Segment Open
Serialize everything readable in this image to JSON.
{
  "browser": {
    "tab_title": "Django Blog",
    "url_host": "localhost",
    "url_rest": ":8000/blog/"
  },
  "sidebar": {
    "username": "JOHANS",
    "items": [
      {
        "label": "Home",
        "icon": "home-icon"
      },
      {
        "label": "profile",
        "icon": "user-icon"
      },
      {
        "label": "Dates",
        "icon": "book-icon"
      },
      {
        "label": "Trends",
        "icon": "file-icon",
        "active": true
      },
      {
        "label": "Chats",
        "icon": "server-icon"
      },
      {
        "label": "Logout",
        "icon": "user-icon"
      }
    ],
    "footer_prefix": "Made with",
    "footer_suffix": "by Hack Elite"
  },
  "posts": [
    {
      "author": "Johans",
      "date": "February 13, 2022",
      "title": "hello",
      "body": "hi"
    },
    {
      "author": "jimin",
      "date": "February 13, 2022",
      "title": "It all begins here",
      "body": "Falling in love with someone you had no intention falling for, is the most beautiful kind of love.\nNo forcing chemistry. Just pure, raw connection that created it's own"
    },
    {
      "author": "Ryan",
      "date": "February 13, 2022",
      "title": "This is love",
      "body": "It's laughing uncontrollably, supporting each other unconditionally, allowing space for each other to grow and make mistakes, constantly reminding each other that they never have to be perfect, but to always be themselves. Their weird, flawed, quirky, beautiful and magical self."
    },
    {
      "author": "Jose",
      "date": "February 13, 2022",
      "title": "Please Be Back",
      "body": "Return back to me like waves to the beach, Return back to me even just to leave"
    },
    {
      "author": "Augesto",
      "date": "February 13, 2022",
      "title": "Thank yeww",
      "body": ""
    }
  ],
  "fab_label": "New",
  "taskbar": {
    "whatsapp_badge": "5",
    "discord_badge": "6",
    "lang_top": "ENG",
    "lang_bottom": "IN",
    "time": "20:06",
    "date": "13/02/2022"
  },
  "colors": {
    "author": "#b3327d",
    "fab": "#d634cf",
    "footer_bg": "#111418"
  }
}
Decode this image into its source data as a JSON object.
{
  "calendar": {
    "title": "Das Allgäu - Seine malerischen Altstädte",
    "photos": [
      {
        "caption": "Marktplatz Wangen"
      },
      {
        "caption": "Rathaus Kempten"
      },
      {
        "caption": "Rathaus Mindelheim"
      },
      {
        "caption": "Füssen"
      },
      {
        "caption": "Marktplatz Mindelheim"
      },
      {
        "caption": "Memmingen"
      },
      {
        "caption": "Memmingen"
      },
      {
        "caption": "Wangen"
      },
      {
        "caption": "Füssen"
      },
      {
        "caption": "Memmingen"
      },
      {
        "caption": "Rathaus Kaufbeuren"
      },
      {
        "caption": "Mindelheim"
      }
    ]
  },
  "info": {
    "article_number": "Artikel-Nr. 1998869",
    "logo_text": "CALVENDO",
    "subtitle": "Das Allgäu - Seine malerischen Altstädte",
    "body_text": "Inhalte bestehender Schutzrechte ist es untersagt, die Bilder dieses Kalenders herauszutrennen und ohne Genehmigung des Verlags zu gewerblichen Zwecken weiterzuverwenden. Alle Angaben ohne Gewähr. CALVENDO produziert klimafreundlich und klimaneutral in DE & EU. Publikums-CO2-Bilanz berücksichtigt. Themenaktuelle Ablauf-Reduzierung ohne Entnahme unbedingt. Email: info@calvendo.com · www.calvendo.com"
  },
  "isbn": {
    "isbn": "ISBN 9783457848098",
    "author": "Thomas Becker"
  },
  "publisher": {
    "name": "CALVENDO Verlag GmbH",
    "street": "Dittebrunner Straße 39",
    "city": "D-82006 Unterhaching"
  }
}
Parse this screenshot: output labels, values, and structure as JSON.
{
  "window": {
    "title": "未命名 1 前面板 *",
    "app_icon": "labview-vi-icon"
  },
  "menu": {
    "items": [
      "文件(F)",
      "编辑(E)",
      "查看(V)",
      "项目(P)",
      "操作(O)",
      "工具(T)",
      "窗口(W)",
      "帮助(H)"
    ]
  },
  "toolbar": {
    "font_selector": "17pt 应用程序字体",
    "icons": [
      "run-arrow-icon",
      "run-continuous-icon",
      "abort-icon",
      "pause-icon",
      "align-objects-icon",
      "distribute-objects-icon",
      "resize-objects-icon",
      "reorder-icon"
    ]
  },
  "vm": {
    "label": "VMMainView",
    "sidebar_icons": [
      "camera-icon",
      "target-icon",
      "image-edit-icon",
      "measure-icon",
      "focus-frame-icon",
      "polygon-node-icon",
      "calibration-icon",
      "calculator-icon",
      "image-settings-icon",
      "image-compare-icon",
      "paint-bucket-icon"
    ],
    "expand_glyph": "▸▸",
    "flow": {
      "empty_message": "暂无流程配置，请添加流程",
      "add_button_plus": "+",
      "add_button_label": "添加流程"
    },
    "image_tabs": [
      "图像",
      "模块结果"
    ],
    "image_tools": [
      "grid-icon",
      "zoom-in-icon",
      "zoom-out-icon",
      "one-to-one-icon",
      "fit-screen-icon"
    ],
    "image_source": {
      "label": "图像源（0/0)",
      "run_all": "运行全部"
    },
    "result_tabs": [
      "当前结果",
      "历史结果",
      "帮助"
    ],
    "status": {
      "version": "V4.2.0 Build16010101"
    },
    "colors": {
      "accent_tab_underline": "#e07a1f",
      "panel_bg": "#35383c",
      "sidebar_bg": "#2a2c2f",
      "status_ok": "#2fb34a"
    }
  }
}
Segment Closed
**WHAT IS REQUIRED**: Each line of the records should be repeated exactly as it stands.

**SOLVED EXERCISE**:
Serialize everything readable in this image to JSON.
{
  "browser": {
    "tab_title": "Django Blog",
    "url_host": "localhost",
    "url_rest": ":8000/blog/"
  },
  "sidebar": {
    "username": "JOHANS",
    "items": [
      {
        "label": "Home",
        "icon": "home-icon"
      },
      {
        "label": "profile",
        "icon": "user-icon"
      },
      {
        "label": "Dates",
        "icon": "book-icon"
      },
      {
        "label": "Trends",
        "icon": "file-icon",
        "active": true
      },
      {
        "label": "Chats",
        "icon": "server-icon"
      },
      {
        "label": "Logout",
        "icon": "user-icon"
      }
    ],
    "footer_prefix": "Made with",
    "footer_suffix": "by Hack Elite"
  },
  "posts": [
    {
      "author": "Johans",
      "date": "February 13, 2022",
      "title": "hello",
      "body": "hi"
    },
    {
      "author": "jimin",
      "date": "February 13, 2022",
      "title": "It all begins here",
      "body": "Falling in love with someone you had no intention falling for, is the most beautiful kind of love.\nNo forcing chemistry. Just pure, raw connection that created it's own"
    },
    {
      "author": "Ryan",
      "date": "February 13, 2022",
      "title": "This is love",
      "body": "It's laughing uncontrollably, supporting each other unconditionally, allowing space for each other to grow and make mistakes, constantly reminding each other that they never have to be perfect, but to always be themselves. Their weird, flawed, quirky, beautiful and magical self."
    },
    {
      "author": "Jose",
      "date": "February 13, 2022",
      "title": "Please Be Back",
      "body": "Return back to me like waves to the beach, Return back to me even just to leave"
    },
    {
      "author": "Augesto",
      "date": "February 13, 2022",
      "title": "Thank yeww",
      "body": ""
    }
  ],
  "fab_label": "New",
  "taskbar": {
    "whatsapp_badge": "5",
    "discord_badge": "6",
    "lang_top": "ENG",
    "lang_bottom": "IN",
    "time": "20:06",
    "date": "13/02/2022"
  },
  "colors": {
    "author": "#b3327d",
    "fab": "#d634cf",
    "footer_bg": "#111418"
  }
}
Decode this image into its source data as a JSON object.
{
  "calendar": {
    "title": "Das Allgäu - Seine malerischen Altstädte",
    "photos": [
      {
        "caption": "Marktplatz Wangen"
      },
      {
        "caption": "Rathaus Kempten"
      },
      {
        "caption": "Rathaus Mindelheim"
      },
      {
        "caption": "Füssen"
      },
      {
        "caption": "Marktplatz Mindelheim"
      },
      {
        "caption": "Memmingen"
      },
      {
        "caption": "Memmingen"
      },
      {
        "caption": "Wangen"
      },
      {
        "caption": "Füssen"
      },
      {
        "caption": "Memmingen"
      },
      {
        "caption": "Rathaus Kaufbeuren"
      },
      {
        "caption": "Mindelheim"
      }
    ]
  },
  "info": {
    "article_number": "Artikel-Nr. 1998869",
    "logo_text": "CALVENDO",
    "subtitle": "Das Allgäu - Seine malerischen Altstädte",
    "body_text": "Inhalte bestehender Schutzrechte ist es untersagt, die Bilder dieses Kalenders herauszutrennen und ohne Genehmigung des Verlags zu gewerblichen Zwecken weiterzuverwenden. Alle Angaben ohne Gewähr. CALVENDO produziert klimafreundlich und klimaneutral in DE & EU. Publikums-CO2-Bilanz berücksichtigt. Themenaktuelle Ablauf-Reduzierung ohne Entnahme unbedingt. Email: info@calvendo.com · www.calvendo.com"
  },
  "isbn": {
    "isbn": "ISBN 9783457848098",
    "author": "Thomas Becker"
  },
  "publisher": {
    "name": "CALVENDO Verlag GmbH",
    "street": "Dittebrunner Straße 39",
    "city": "D-82006 Unterhaching"
  }
}
Parse this screenshot: output labels, values, and structure as JSON.
{
  "window": {
    "title": "未命名 1 前面板 *",
    "app_icon": "labview-vi-icon"
  },
  "menu": {
    "items": [
      "文件(F)",
      "编辑(E)",
      "查看(V)",
      "项目(P)",
      "操作(O)",
      "工具(T)",
      "窗口(W)",
      "帮助(H)"
    ]
  },
  "toolbar": {
    "font_selector": "17pt 应用程序字体",
    "icons": [
      "run-arrow-icon",
      "run-continuous-icon",
      "abort-icon",
      "pause-icon",
      "align-objects-icon",
      "distribute-objects-icon",
      "resize-objects-icon",
      "reorder-icon"
    ]
  },
  "vm": {
    "label": "VMMainView",
    "sidebar_icons": [
      "camera-icon",
      "target-icon",
      "image-edit-icon",
      "measure-icon",
      "focus-frame-icon",
      "polygon-node-icon",
      "calibration-icon",
      "calculator-icon",
      "image-settings-icon",
      "image-compare-icon",
      "paint-bucket-icon"
    ],
    "expand_glyph": "▸▸",
    "flow": {
      "empty_message": "暂无流程配置，请添加流程",
      "add_button_plus": "+",
      "add_button_label": "添加流程"
    },
    "image_tabs": [
      "图像",
      "模块结果"
    ],
    "image_tools": [
      "grid-icon",
      "zoom-in-icon",
      "zoom-out-icon",
      "one-to-one-icon",
      "fit-screen-icon"
    ],
    "image_source": {
      "label": "图像源（0/0)",
      "run_all": "运行全部"
    },
    "result_tabs": [
      "当前结果",
      "历史结果",
      "帮助"
    ],
    "status": {
      "version": "V4.2.0 Build16010101"
    },
    "colors": {
      "accent_tab_underline": "#e07a1f",
      "panel_bg": "#35383c",
      "sidebar_bg": "#2a2c2f",
      "status_ok": "#2fb34a"
    }
  }
}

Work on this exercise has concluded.